It concludes by proposing a new framework for understanding these mobile news dynamics. It’s a model that sees a continuum along two lines: the continuum between human work and machine work; and the continuum between customization and repurposing. There is a tension here: “One finds that the production of mobile journalism has generally traveled from the human-led customization dimension towards the technology-led customization dimension (alongside some who exercise only different kinds of repurposing). Mobile news publishing seems to have become increasingly synonymous with excelling in technological customization, harnessing technological assets that enhance the perceived affordances of mobile devices.”
The author, James Katz, who is starting BU’s new Division of Emerging Media Studies, examines the future possibilities and implications of mobile visual devices. (Think Google Glass.) He notes that such technologies might reconfigure our “self-presentation” — and how we might communicate with others — but also our perceptions of our immediate surroundings. Such technologies might “enrich the local information environment.” He also thinks about the potential downsides, e.g., What could street gangs do with all this? And Katz reviews privacy concerns in this brave mobile world.

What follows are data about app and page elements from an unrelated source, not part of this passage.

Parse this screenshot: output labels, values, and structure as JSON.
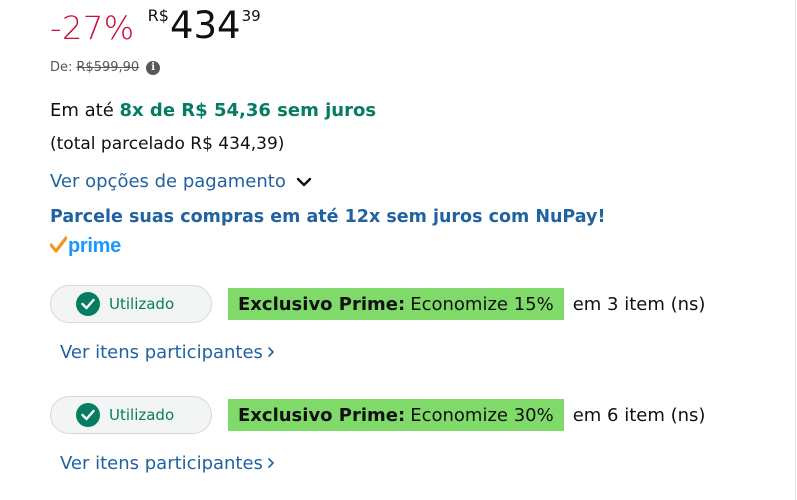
{
  "price": {
    "discount": "-27%",
    "currency": "R$",
    "whole": "434",
    "cents": "39",
    "list_label": "De:",
    "list_price": "R$599,90",
    "info_icon_glyph": "i"
  },
  "installment": {
    "prefix": "Em até",
    "highlight": "8x de R$ 54,36 sem juros",
    "total": "(total parcelado R$ 434,39)"
  },
  "payment_options_link": "Ver opções de pagamento",
  "nupay_banner": "Parcele suas compras em até 12x sem juros com NuPay!",
  "prime_logo": {
    "word": "prime",
    "check_color": "#f7931e",
    "word_color": "#1a98ff"
  },
  "coupons": [
    {
      "status": "Utilizado",
      "promo_bold": "Exclusivo Prime:",
      "promo_text": "Economize 15%",
      "items_text": "em 3 item (ns)",
      "link": "Ver itens participantes"
    },
    {
      "status": "Utilizado",
      "promo_bold": "Exclusivo Prime:",
      "promo_text": "Economize 30%",
      "items_text": "em 6 item (ns)",
      "link": "Ver itens participantes"
    }
  ],
  "colors": {
    "discount_red": "#cc0c39",
    "link_blue": "#2162a1",
    "deal_green": "#067d62",
    "promo_highlight": "#7fda69"
  }
}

In the wake of the viral “Kony 2012″ campaign, the researchers review the social media use of 188 non-profit, 501(c)(3) advocacy organizations (all those in the sample were reasonably well established and well funded) and try to identify patterns among their various strategies. They focus on Twitter, which about 80 percent of the sample currently employ as an organizational and communications tool. The average organization has about 2,500 followers and tweets about 100 times over a four-week period, though some sent out as much as 1,000 messages over that time.
The study concludes that, for nonprofits, Twitter is most commonly used as “public education” tool (40 percent of all tweets fell into this category), not necessarily a mobilization tool: “[W]e found the majority of the tweets were aimed at providing information to stakeholders, followed by building an online community, and then calling that community to action.” The researchers ponder whether, as more advocacy goes online, the very nature of these organizations may change substantially. The paper can also inform debates over “slacktivism” and related topics.
The researcher, a law student, reviews the legal precedents and haphazard policies relating to the massive — and rapidly accumulating — online historical data relating to deceased persons now entombed in social media platforms. “Digital death” raises myriad conundrums and issues: company terms of service and whether they should be re-written; new kinds of wills, estates, custodianship and probate practices; the scattered attempts by various states to address puzzling novel situations; how to gain access to family members’ accounts when they have taken passwords to the grave (and “password” vault solutions.”) The list goes on and on, and innumerable other unanswered questions surface. Of course, historians and journalists may also have a huge stake in all this. The second half of the paper is entitled “Digital Assets and Death: A Status Update!” Like.